In April 2016, ASEAN Finance Ministers and Central Bank Governors expressed their commitment to financial inclusion in the region by adopting an ASEAN Financial Inclusion Framework. Among other objectives, the framework aims “to promote innovative financial inclusion via digital platforms”.

The ADB anticipates that digital financial solutions can have a significant impact on financial inclusion in five key areas:

  1. Enabling fast, low-cost, and convenient customer identification and verification processes;
  2. Improving supply-side economics with last mile distribution and servicing enabled by mobile phones and point-of-sale devices;
  3. Supporting supply-side business cases with initial push in government-to-person payments and remittance flows;
  4. Enhancing access to alternative sources of data to improve customer profiling, credit risk assessment, and fraud detection;
  5. Mobilising micro-saving through lower cost digital origination and servicing channels.

Despite the many and difficult challenges that financial inclusion in Southeast Asia poses, there are also many opportunities and the possibility of bypassing obstacles faced by traditional banks, such as branch operations or cash supply.

Startups in ASEAN are envisioning opportunities in the challenge of banking rural populations and the unbanked. That’s the case of LaLaWorld, a startup using blockchain to introduce the unbanked into the financial system.

By bridging the gap between cash and the digital world, LaLa World’s ecosystem wants to support the inclusion of the unbanked, undocumented, micro-entrepreneurs, students and all those who are usually excluded from the finance world.

The startup’s product is a one-stop wallet based on Ethereum and hyperledger blockchains which allow investors to capitalise on the rise of blockchain as well as introduce the underbanked into the financial system.

With a LaLa ID, the “global wallet for everyone” lets users transfer money domestically and across borders, buy products and pay bills in 180 countries.
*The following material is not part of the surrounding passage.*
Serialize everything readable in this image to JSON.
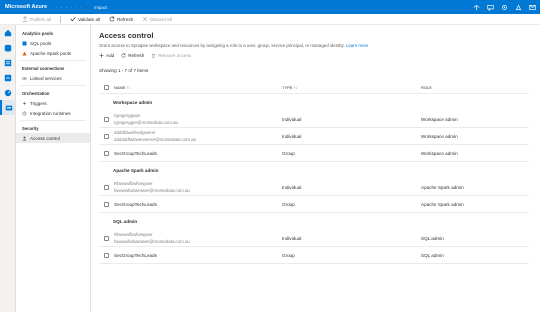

Another case comes from Vietnam, where fintech startup Momo is providing both a mobile wallet and payments app and ‘branchless’ service banking for individuals without a traditional bank account. The startup received US$28 million in a funding round.


by CIO United States